### What you need to do
Type out the listing again, exactly, with every line included.

### Data for review

>>>>

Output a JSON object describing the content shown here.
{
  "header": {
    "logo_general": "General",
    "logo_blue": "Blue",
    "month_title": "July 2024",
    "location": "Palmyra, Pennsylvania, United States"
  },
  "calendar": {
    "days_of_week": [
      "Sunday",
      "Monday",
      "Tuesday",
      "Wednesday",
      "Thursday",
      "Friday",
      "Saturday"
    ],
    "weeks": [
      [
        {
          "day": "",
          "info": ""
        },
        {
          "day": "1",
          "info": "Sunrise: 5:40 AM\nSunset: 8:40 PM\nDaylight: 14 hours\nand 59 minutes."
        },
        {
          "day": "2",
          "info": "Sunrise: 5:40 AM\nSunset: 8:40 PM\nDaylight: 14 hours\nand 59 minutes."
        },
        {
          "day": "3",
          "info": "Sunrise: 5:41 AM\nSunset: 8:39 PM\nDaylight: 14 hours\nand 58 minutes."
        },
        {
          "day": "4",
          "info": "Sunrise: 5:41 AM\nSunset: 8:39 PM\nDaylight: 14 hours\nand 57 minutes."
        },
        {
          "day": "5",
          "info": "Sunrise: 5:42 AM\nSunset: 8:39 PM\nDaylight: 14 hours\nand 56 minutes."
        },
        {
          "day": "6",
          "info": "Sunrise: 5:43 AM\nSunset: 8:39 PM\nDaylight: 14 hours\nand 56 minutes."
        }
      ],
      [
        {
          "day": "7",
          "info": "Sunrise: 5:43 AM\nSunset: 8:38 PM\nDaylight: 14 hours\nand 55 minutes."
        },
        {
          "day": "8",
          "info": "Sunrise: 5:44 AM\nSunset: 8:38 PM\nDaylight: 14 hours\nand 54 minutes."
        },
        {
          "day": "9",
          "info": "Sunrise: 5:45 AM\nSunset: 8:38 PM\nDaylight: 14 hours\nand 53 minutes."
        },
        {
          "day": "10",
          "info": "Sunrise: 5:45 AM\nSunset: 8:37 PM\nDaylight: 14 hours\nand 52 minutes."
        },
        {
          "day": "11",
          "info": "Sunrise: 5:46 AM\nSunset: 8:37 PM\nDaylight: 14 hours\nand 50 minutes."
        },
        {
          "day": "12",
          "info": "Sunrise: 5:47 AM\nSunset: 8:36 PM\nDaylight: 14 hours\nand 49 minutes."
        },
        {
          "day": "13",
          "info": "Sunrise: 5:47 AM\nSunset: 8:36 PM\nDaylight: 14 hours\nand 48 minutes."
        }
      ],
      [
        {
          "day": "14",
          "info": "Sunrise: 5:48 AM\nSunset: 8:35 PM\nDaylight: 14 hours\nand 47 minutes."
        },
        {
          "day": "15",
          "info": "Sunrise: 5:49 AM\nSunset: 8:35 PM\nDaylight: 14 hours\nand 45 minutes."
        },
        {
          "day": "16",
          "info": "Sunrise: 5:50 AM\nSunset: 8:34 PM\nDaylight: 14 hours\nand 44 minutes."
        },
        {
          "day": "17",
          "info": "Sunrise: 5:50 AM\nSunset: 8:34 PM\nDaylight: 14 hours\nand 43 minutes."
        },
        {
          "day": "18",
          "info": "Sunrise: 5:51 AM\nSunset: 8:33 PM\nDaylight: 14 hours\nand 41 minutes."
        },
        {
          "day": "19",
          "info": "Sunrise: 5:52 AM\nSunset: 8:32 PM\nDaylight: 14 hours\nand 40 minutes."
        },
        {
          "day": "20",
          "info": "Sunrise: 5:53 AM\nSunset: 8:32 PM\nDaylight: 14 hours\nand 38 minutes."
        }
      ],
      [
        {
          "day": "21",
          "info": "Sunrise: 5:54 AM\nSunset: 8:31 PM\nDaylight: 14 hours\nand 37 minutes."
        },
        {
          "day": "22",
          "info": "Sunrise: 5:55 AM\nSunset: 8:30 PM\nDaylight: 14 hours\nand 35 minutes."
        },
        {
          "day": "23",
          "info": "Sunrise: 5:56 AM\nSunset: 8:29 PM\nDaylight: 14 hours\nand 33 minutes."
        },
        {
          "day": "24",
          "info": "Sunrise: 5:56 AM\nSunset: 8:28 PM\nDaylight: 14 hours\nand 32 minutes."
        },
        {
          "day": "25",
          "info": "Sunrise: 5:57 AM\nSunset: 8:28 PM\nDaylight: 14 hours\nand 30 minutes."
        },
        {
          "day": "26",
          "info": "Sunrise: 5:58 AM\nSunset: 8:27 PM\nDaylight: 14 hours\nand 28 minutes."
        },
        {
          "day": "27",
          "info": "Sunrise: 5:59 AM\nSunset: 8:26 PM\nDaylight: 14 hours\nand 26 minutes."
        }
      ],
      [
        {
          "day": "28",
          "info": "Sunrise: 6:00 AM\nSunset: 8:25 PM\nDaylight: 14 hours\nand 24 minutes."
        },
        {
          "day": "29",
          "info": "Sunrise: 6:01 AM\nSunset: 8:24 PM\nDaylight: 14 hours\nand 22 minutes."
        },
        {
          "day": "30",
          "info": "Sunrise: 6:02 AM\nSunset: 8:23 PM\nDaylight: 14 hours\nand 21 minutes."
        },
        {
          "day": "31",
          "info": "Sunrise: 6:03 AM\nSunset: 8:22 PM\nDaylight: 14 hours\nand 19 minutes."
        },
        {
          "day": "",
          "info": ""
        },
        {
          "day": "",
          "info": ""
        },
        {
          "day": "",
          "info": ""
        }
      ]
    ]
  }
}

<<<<

### Completed exercise
Output a JSON object describing the content shown here.
{
  "header": {
    "logo_general": "General",
    "logo_blue": "Blue",
    "month_title": "July 2024",
    "location": "Palmyra, Pennsylvania, United States"
  },
  "calendar": {
    "days_of_week": [
      "Sunday",
      "Monday",
      "Tuesday",
      "Wednesday",
      "Thursday",
      "Friday",
      "Saturday"
    ],
    "weeks": [
      [
        {
          "day": "",
          "info": ""
        },
        {
          "day": "1",
          "info": "Sunrise: 5:40 AM\nSunset: 8:40 PM\nDaylight: 14 hours\nand 59 minutes."
        },
        {
          "day": "2",
          "info": "Sunrise: 5:40 AM\nSunset: 8:40 PM\nDaylight: 14 hours\nand 59 minutes."
        },
        {
          "day": "3",
          "info": "Sunrise: 5:41 AM\nSunset: 8:39 PM\nDaylight: 14 hours\nand 58 minutes."
        },
        {
          "day": "4",
          "info": "Sunrise: 5:41 AM\nSunset: 8:39 PM\nDaylight: 14 hours\nand 57 minutes."
        },
        {
          "day": "5",
          "info": "Sunrise: 5:42 AM\nSunset: 8:39 PM\nDaylight: 14 hours\nand 56 minutes."
        },
        {
          "day": "6",
          "info": "Sunrise: 5:43 AM\nSunset: 8:39 PM\nDaylight: 14 hours\nand 56 minutes."
        }
      ],
      [
        {
          "day": "7",
          "info": "Sunrise: 5:43 AM\nSunset: 8:38 PM\nDaylight: 14 hours\nand 55 minutes."
        },
        {
          "day": "8",
          "info": "Sunrise: 5:44 AM\nSunset: 8:38 PM\nDaylight: 14 hours\nand 54 minutes."
        },
        {
          "day": "9",
          "info": "Sunrise: 5:45 AM\nSunset: 8:38 PM\nDaylight: 14 hours\nand 53 minutes."
        },
        {
          "day": "10",
          "info": "Sunrise: 5:45 AM\nSunset: 8:37 PM\nDaylight: 14 hours\nand 52 minutes."
        },
        {
          "day": "11",
          "info": "Sunrise: 5:46 AM\nSunset: 8:37 PM\nDaylight: 14 hours\nand 50 minutes."
        },
        {
          "day": "12",
          "info": "Sunrise: 5:47 AM\nSunset: 8:36 PM\nDaylight: 14 hours\nand 49 minutes."
        },
        {
          "day": "13",
          "info": "Sunrise: 5:47 AM\nSunset: 8:36 PM\nDaylight: 14 hours\nand 48 minutes."
        }
      ],
      [
        {
          "day": "14",
          "info": "Sunrise: 5:48 AM\nSunset: 8:35 PM\nDaylight: 14 hours\nand 47 minutes."
        },
        {
          "day": "15",
          "info": "Sunrise: 5:49 AM\nSunset: 8:35 PM\nDaylight: 14 hours\nand 45 minutes."
        },
        {
          "day": "16",
          "info": "Sunrise: 5:50 AM\nSunset: 8:34 PM\nDaylight: 14 hours\nand 44 minutes."
        },
        {
          "day": "17",
          "info": "Sunrise: 5:50 AM\nSunset: 8:34 PM\nDaylight: 14 hours\nand 43 minutes."
        },
        {
          "day": "18",
          "info": "Sunrise: 5:51 AM\nSunset: 8:33 PM\nDaylight: 14 hours\nand 41 minutes."
        },
        {
          "day": "19",
          "info": "Sunrise: 5:52 AM\nSunset: 8:32 PM\nDaylight: 14 hours\nand 40 minutes."
        },
        {
          "day": "20",
          "info": "Sunrise: 5:53 AM\nSunset: 8:32 PM\nDaylight: 14 hours\nand 38 minutes."
        }
      ],
      [
        {
          "day": "21",
          "info": "Sunrise: 5:54 AM\nSunset: 8:31 PM\nDaylight: 14 hours\nand 37 minutes."
        },
        {
          "day": "22",
          "info": "Sunrise: 5:55 AM\nSunset: 8:30 PM\nDaylight: 14 hours\nand 35 minutes."
        },
        {
          "day": "23",
          "info": "Sunrise: 5:56 AM\nSunset: 8:29 PM\nDaylight: 14 hours\nand 33 minutes."
        },
        {
          "day": "24",
          "info": "Sunrise: 5:56 AM\nSunset: 8:28 PM\nDaylight: 14 hours\nand 32 minutes."
        },
        {
          "day": "25",
          "info": "Sunrise: 5:57 AM\nSunset: 8:28 PM\nDaylight: 14 hours\nand 30 minutes."
        },
        {
          "day": "26",
          "info": "Sunrise: 5:58 AM\nSunset: 8:27 PM\nDaylight: 14 hours\nand 28 minutes."
        },
        {
          "day": "27",
          "info": "Sunrise: 5:59 AM\nSunset: 8:26 PM\nDaylight: 14 hours\nand 26 minutes."
        }
      ],
      [
        {
          "day": "28",
          "info": "Sunrise: 6:00 AM\nSunset: 8:25 PM\nDaylight: 14 hours\nand 24 minutes."
        },
        {
          "day": "29",
          "info": "Sunrise: 6:01 AM\nSunset: 8:24 PM\nDaylight: 14 hours\nand 22 minutes."
        },
        {
          "day": "30",
          "info": "Sunrise: 6:02 AM\nSunset: 8:23 PM\nDaylight: 14 hours\nand 21 minutes."
        },
        {
          "day": "31",
          "info": "Sunrise: 6:03 AM\nSunset: 8:22 PM\nDaylight: 14 hours\nand 19 minutes."
        },
        {
          "day": "",
          "info": ""
        },
        {
          "day": "",
          "info": ""
        },
        {
          "day": "",
          "info": ""
        }
      ]
    ]
  }
}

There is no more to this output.